◆ EXERCISE GOAL
Your task is to print each entry exactly as written.

◆ Source records
^^^^^^^^^^^^^^^^
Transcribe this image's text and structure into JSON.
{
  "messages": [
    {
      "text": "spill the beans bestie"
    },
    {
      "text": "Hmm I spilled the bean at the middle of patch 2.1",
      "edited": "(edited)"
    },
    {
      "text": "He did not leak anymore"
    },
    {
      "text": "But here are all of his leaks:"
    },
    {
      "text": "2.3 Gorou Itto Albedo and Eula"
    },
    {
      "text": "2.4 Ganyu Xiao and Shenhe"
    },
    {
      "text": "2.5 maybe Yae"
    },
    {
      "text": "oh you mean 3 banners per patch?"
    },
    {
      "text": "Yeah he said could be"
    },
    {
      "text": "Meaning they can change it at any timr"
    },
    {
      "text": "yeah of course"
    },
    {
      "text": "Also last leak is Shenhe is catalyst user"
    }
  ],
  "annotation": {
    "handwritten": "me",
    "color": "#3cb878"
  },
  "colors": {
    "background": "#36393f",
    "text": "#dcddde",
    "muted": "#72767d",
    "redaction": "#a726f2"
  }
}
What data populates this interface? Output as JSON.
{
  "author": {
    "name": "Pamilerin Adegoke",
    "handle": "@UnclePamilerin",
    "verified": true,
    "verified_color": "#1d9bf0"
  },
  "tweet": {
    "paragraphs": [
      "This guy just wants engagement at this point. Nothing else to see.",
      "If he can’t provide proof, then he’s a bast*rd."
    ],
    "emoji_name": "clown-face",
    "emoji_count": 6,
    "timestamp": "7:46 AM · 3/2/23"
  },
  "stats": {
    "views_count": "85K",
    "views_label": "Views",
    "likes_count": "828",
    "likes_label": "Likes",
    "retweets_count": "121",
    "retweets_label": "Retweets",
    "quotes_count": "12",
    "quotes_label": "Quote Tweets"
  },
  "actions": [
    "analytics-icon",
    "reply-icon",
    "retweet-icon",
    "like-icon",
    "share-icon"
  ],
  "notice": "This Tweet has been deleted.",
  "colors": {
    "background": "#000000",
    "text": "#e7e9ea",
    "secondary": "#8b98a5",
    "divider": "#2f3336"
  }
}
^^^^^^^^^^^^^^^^
◆ ANSWER BELOW
Transcribe this image's text and structure into JSON.
{
  "messages": [
    {
      "text": "spill the beans bestie"
    },
    {
      "text": "Hmm I spilled the bean at the middle of patch 2.1",
      "edited": "(edited)"
    },
    {
      "text": "He did not leak anymore"
    },
    {
      "text": "But here are all of his leaks:"
    },
    {
      "text": "2.3 Gorou Itto Albedo and Eula"
    },
    {
      "text": "2.4 Ganyu Xiao and Shenhe"
    },
    {
      "text": "2.5 maybe Yae"
    },
    {
      "text": "oh you mean 3 banners per patch?"
    },
    {
      "text": "Yeah he said could be"
    },
    {
      "text": "Meaning they can change it at any timr"
    },
    {
      "text": "yeah of course"
    },
    {
      "text": "Also last leak is Shenhe is catalyst user"
    }
  ],
  "annotation": {
    "handwritten": "me",
    "color": "#3cb878"
  },
  "colors": {
    "background": "#36393f",
    "text": "#dcddde",
    "muted": "#72767d",
    "redaction": "#a726f2"
  }
}
What data populates this interface? Output as JSON.
{
  "author": {
    "name": "Pamilerin Adegoke",
    "handle": "@UnclePamilerin",
    "verified": true,
    "verified_color": "#1d9bf0"
  },
  "tweet": {
    "paragraphs": [
      "This guy just wants engagement at this point. Nothing else to see.",
      "If he can’t provide proof, then he’s a bast*rd."
    ],
    "emoji_name": "clown-face",
    "emoji_count": 6,
    "timestamp": "7:46 AM · 3/2/23"
  },
  "stats": {
    "views_count": "85K",
    "views_label": "Views",
    "likes_count": "828",
    "likes_label": "Likes",
    "retweets_count": "121",
    "retweets_label": "Retweets",
    "quotes_count": "12",
    "quotes_label": "Quote Tweets"
  },
  "actions": [
    "analytics-icon",
    "reply-icon",
    "retweet-icon",
    "like-icon",
    "share-icon"
  ],
  "notice": "This Tweet has been deleted.",
  "colors": {
    "background": "#000000",
    "text": "#e7e9ea",
    "secondary": "#8b98a5",
    "divider": "#2f3336"
  }
}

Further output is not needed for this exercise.